**WHAT IS REQUIRED**
When you copy the entries, keep every word exactly as it is and drop the images.
STUDY MATERIAL section start
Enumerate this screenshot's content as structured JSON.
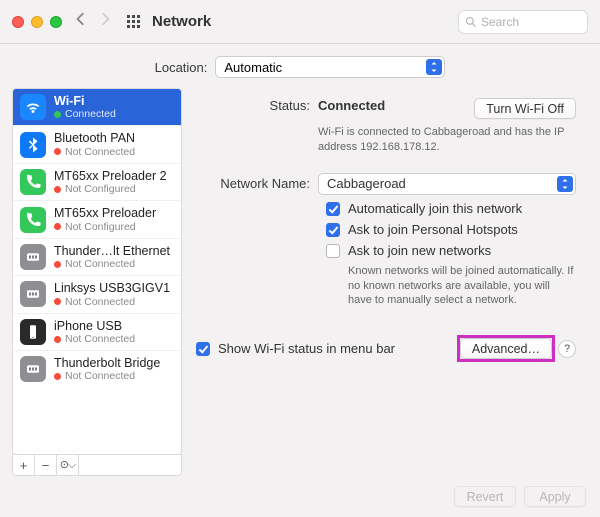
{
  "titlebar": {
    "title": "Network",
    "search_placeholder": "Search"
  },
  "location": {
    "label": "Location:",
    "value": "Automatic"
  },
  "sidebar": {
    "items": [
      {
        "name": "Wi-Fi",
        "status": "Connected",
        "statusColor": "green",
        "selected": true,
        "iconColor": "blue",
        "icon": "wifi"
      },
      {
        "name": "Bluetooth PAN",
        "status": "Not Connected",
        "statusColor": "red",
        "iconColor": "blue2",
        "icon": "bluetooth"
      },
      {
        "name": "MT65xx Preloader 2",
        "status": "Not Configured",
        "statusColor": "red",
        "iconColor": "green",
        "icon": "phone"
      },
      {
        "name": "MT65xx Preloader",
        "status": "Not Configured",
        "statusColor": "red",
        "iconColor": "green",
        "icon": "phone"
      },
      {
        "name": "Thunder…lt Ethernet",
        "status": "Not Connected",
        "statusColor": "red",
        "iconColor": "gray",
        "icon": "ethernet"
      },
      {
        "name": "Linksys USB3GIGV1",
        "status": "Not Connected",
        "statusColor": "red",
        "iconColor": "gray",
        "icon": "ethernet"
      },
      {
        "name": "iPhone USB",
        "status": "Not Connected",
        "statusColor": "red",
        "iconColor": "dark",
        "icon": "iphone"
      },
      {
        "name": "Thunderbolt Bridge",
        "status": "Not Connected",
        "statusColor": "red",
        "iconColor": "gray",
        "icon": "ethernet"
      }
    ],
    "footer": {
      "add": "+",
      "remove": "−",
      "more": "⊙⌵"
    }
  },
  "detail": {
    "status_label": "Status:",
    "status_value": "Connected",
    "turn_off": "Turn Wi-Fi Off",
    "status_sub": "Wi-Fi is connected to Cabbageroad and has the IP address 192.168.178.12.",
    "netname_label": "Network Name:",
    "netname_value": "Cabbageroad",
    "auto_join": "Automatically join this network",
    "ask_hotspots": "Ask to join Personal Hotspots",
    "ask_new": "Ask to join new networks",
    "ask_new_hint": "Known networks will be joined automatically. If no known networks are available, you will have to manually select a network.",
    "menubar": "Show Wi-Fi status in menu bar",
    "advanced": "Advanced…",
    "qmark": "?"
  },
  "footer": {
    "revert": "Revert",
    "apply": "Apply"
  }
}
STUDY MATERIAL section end
**TASK ANSWER**
Enumerate this screenshot's content as structured JSON.
{
  "titlebar": {
    "title": "Network",
    "search_placeholder": "Search"
  },
  "location": {
    "label": "Location:",
    "value": "Automatic"
  },
  "sidebar": {
    "items": [
      {
        "name": "Wi-Fi",
        "status": "Connected",
        "statusColor": "green",
        "selected": true,
        "iconColor": "blue",
        "icon": "wifi"
      },
      {
        "name": "Bluetooth PAN",
        "status": "Not Connected",
        "statusColor": "red",
        "iconColor": "blue2",
        "icon": "bluetooth"
      },
      {
        "name": "MT65xx Preloader 2",
        "status": "Not Configured",
        "statusColor": "red",
        "iconColor": "green",
        "icon": "phone"
      },
      {
        "name": "MT65xx Preloader",
        "status": "Not Configured",
        "statusColor": "red",
        "iconColor": "green",
        "icon": "phone"
      },
      {
        "name": "Thunder…lt Ethernet",
        "status": "Not Connected",
        "statusColor": "red",
        "iconColor": "gray",
        "icon": "ethernet"
      },
      {
        "name": "Linksys USB3GIGV1",
        "status": "Not Connected",
        "statusColor": "red",
        "iconColor": "gray",
        "icon": "ethernet"
      },
      {
        "name": "iPhone USB",
        "status": "Not Connected",
        "statusColor": "red",
        "iconColor": "dark",
        "icon": "iphone"
      },
      {
        "name": "Thunderbolt Bridge",
        "status": "Not Connected",
        "statusColor": "red",
        "iconColor": "gray",
        "icon": "ethernet"
      }
    ],
    "footer": {
      "add": "+",
      "remove": "−",
      "more": "⊙⌵"
    }
  },
  "detail": {
    "status_label": "Status:",
    "status_value": "Connected",
    "turn_off": "Turn Wi-Fi Off",
    "status_sub": "Wi-Fi is connected to Cabbageroad and has the IP address 192.168.178.12.",
    "netname_label": "Network Name:",
    "netname_value": "Cabbageroad",
    "auto_join": "Automatically join this network",
    "ask_hotspots": "Ask to join Personal Hotspots",
    "ask_new": "Ask to join new networks",
    "ask_new_hint": "Known networks will be joined automatically. If no known networks are available, you will have to manually select a network.",
    "menubar": "Show Wi-Fi status in menu bar",
    "advanced": "Advanced…",
    "qmark": "?"
  },
  "footer": {
    "revert": "Revert",
    "apply": "Apply"
  }
}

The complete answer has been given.